It's really no surprise that this kind of thing happens on YouTube; it's just what to expect given the class of fundy atheist that does business there. In this case, Golf Mania happens to be a followers of one of the biggest Cockroach Dancers on YouTube, a guy who called himself DarkMatter2525. Dark makes decent computer-animated videos, but you need only watch a few of his vids to see that he's ultimately shallow, never does serious research, and is more interested in making jokes at the expense of the Biblical narrative (or of fundamentalism) than he is arriving at the truth of a matter. I once challenged Dark to take a test to see how well he understood Christian scholarship. He found excuses not to do so.

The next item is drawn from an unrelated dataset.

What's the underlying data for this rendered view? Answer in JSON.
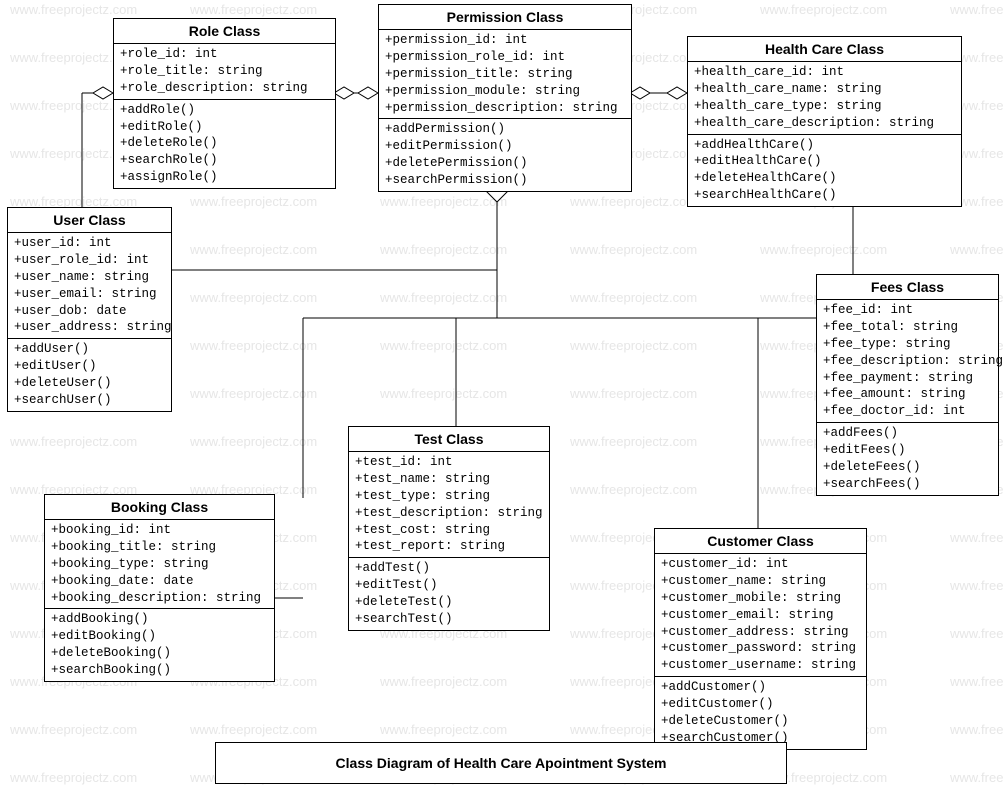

Golf Mania made a big deal of the fact that Dark's vids have hundreds of thousands of views. As I said in reply, and to which Golf had no do vids on how the moon landings were faked.

Friday, March 3, 2017

It Couldn't Have Happened to a Nicer Store

One morning this week, Mrs. H asked me to check on something she'd heard on the radio. Apparently, Family Bookstores (formerly Zondervan) were closing their doors.

Let me first say that there's a terrible aspect any time any legitimate business has to shutter itself. Thousands of workers will now be without jobs. Our economy is currently in a state where many will be able to find new jobs quickly. Others won't be affected much because their job with Family Bookstores was only a sidelight. But that won't erase the fact that some of the laid off workers will undergo significant stress in the coming months.

That said, the cynical side of me wants to say that Family Bookstores has only itself to blame for whatever suffering its workers endure because of the store closings. They sure didn't do much to earn the right to stay open, and that's where the sting of this post will begin.

I have one of these stores not a mile from where I live. I have never ceased to be amazed by how petty much of the stock is. I don't just mean the endless supply of Precious Moments figurines, useless trinkets, and Testamints. I also mean row upon row of useless garbage on the bookshelves. Christian romance novels. Self-help books. End times fiction, most of it badly written. (There was once a time when they had several rows with nothing but Left Behind material.)

You needed a shovel and a telescope to find anything that would disciple Christians in this mess. (No, Joyce Meyer doesn't count, sorry.) Apologetics books in particular were scarce, and they were mixed in with end times speculation works. You had a few of the usual unqualified popular preachers doing their thing, but overall, you may as well have discipled yourself with Disney cartoons.

Oh, of course, there were Bibles in plenty. One to suit every need. My poodle Cocoa approves of the Playful Puppies Bible in particular. Family Bookstores, however, otherwise fed us a steady diet of spiritual junk food, so it's no shock that they couldn't keep the business going. Junk food diets don't lead to return customers, because part of that allure is always looking for new types of junk food to stave off boredom with the old types of junk food.

There's broader forces at work here, too, such as the inevitable move to e-books which has people so attached to their Kindles that they wouldn't recognize a print copy of something if it bit them on the nose. ("What is that thing? Some sort of butterfly?") But in the end, most of the blame lies at the feet of those who worked so hard to make Family Bookstores "relevant" that they treated "thou shalt be relevant" as one of the Ten Commandments.

And my cynical side says, it couldn't have happened to a nicer store.